    Monica - if you already have several fulls out, STOP submitting. Period. I know it's exciting, but you're really doing an injustice to the agents who are just getting the query letter. From an agent's perspective, I find it frustrating when I get a letter and three days later hear "Oh, I already have an offer so...I need a decision within a week." Plus, why WOULD you query an agent who asks for exclusivity when you can't grant it?

    Meagan - If they say it's not required, it's not required. If it was seriously going to affect your submission, it would be required. For ex, our agency website says exclusive preferred, but honestly, we never expect to get them - unless of course Sandy asks to read the full. Then you could expect it to be required ;)

  6. Oh, to get an exclusive! Is this really a problem for people?

  7. When I was asked for an exclusive, I was terrified because I too had read so many horror stories about agent twirling their evil mustache adn filing it in a pile to read in 2015. LOL. However, I love love loved the agent I'd sent the partial to, and I was more than willing to give her time because I really wanted her to want it. She was my agent crush and it was worth the wait. Also, it wasn't a huge wait. She was excited about it and got back with me in a shorter time frame than her site promised.
    Tina Lynn - I laughed out loud! Yes. How awful, right? What a problem to have in this business!

  8. Natalie, Thanks for your answer!
    When you put it that way, you make so much sense, lol. But I guess I'm just so anxious waiting and fretting about possible rejections on fulls that I'm not seeing the agents' perspective, which is my bad :P

    Anyway, I have a friend who signed with an agent and she had 7 fulls out--six of them were rejected and only ONE got an offer... so I guess I'm thinking what one agent loved the other one can only think "meh." You know?

    Another writer I know queried an agent who asked for exclusives and got a request. Then she said, "I have my ms out, but would you like to take a look anyway?" Agent said, "Yes!" Later on, she signed with that agent. :D (Well, but I guess those stories are rare, right?)

  9. I don't have a problem with exclusives as long as I know the response time is going to be reasonable. There's always something else to work on, and I'd rather have the feedback to improve the MS before sending it out again.

    Great points. Probably the best point is to know who you are querying, then you know if the exclusive is worth it.

  10. Thanks for posting this! You clarified some things I've wondered about. Personally I prefer non-exclusive agents because I like to have options and to get as much feedback as I can.
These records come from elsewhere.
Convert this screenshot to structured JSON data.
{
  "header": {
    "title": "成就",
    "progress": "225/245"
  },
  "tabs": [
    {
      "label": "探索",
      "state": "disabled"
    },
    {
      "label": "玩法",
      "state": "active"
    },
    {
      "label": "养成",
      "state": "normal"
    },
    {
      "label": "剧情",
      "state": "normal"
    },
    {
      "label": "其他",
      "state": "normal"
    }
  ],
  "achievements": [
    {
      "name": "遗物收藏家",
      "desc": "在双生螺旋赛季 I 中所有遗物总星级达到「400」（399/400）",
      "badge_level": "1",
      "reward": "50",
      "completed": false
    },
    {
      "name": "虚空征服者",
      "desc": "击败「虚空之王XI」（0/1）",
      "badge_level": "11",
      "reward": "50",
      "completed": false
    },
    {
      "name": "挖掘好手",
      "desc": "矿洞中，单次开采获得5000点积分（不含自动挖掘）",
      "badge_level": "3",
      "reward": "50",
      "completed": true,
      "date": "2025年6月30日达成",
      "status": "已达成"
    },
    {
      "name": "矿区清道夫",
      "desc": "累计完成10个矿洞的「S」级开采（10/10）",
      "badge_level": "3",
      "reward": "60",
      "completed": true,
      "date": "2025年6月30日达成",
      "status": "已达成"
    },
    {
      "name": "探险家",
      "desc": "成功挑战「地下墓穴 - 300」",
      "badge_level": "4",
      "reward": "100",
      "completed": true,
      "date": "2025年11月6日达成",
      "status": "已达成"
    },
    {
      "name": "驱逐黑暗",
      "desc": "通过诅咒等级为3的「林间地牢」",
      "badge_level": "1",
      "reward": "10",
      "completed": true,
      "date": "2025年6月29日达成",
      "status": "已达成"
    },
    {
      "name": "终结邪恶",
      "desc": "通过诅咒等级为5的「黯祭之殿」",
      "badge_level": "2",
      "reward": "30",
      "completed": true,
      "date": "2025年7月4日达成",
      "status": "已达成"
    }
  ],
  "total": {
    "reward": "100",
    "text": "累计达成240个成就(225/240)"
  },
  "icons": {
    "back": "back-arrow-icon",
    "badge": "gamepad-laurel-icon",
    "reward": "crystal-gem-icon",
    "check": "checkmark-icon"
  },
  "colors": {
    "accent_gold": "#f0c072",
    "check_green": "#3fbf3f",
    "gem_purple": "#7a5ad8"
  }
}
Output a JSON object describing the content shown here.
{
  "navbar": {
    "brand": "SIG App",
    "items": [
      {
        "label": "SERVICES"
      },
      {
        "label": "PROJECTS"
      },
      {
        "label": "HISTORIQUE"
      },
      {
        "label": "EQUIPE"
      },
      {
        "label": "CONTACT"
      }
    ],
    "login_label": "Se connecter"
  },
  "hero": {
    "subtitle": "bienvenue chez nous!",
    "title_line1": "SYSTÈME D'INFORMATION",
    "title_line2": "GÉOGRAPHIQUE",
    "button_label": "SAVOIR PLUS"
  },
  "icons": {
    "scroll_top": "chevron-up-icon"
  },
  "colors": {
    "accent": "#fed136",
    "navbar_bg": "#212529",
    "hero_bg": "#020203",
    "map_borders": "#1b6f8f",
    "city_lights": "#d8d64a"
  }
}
Great post :)

  11. thanks for this - great post - was wondering.

  12. This was on my mind, too. Thank you for sharing an agent's perspective.

  13. Hi Natalie..thanks for this wonderful post. Living in India, I am not familiar with agent talk (we don't have literary agents in India) and I used to often wonder why some agents asked for exclusives. I would not judge an agent based on whether they wanted an exclusive or not.


  14. Oh, to have a problem like that! I think you've hit the nail on the head when you say that you shouldn't be judging an agent by their exclusive policy--you should already have done the research! I'll be ready to query in a couple of months and I've read interviews, checked webpages, followed blogs and twitter feeds. I have a ton of information about the agents I'm interested in--an exclusive policy is one piece that certainly wouldn't be the deciding factor.

  15. This is a great post - you do a god job of presenting the other side of exclusive requests. I've avoided them because I don't want my MS tied up, but in the end, it's really about finding the best-fit agent, exclusive or not.

  16. Thanks for the blog. LMAO Tina. And Natalie, I want to put in my willingness to accept your request for the exclusive at this time.